When I was a baby my mum ran a music group for toddlers and their parents, of which I was an extremely active and disruptive participant. When my older brother reluctantly began having piano lessons, I couldn’t stand to be left behind, and against her better judgement my mum agreed to let her strong-willed four year old have lessons as well. Two years later, my primary school offered a free trial of Suzuki violin lessons. My dad, who often suffers from tinnitus, struggled with the high-pitched E string of the violin so you can imagine his relief when at the age of 11 my ears and heart were taken by the deeper, more mellow sound of the viola.

I first picked up a viola in my youth orchestra, where all violinists were encouraged to give it a go. I fell in love straight away – not only with the sound but also with sitting right in the belly of the orchestra, where you could hear all the different voices around you.

I decided not to go straight to music college at the age of 18 and instead studied music at the University of Oxford. My degree completely changed the way I thought about music. The subject was much broader than my world of music-making had ever been, from medieval motets to global hip hop, psychology of musical experience to sociological/psychological angles. It made me appreciate how powerful music is in so many different areas of life, as well as reaffirming in me that this was the career I wanted. I continued to study viola with Robert Turrell alongside my degree.

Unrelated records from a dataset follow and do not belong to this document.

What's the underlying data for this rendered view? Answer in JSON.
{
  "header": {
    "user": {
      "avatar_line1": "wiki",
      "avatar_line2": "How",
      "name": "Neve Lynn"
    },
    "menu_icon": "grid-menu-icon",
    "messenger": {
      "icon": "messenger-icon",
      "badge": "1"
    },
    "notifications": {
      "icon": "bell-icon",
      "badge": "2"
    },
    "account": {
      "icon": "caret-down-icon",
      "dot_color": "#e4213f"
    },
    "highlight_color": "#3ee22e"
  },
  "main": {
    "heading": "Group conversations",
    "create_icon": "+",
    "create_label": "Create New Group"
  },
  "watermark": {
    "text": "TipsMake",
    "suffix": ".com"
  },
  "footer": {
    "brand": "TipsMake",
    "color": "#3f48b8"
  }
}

I then had two amazing years at the Royal Academy of Music, studying with Jon Thorne. There I found three incredibly talented and inspiring women with which to form the Bloomsbury Quartet. This group combines my two loves of chamber music and community outreach, as we are currently the Wigmore Learning/Open Academy fellowship ensemble.

When I’m not making music, I love to unwind with cooking at the end of a long day. I recently learnt how to make fresh pasta on holiday in Italy, which was delicious.


Royal Academy of Music
London, UK

University of Oxford
Oxford, UK


Bloomsbury Quartet


What’s on your playlist right now?
I could listen to Norah Jones for hours on end

If you could reinvent the way we experience classical music, what would you change?
I love to attend concerts where the audience is free to experience it in a truly comfortable way – for example performing in spaces where people can eat/drink and lie down or walk around.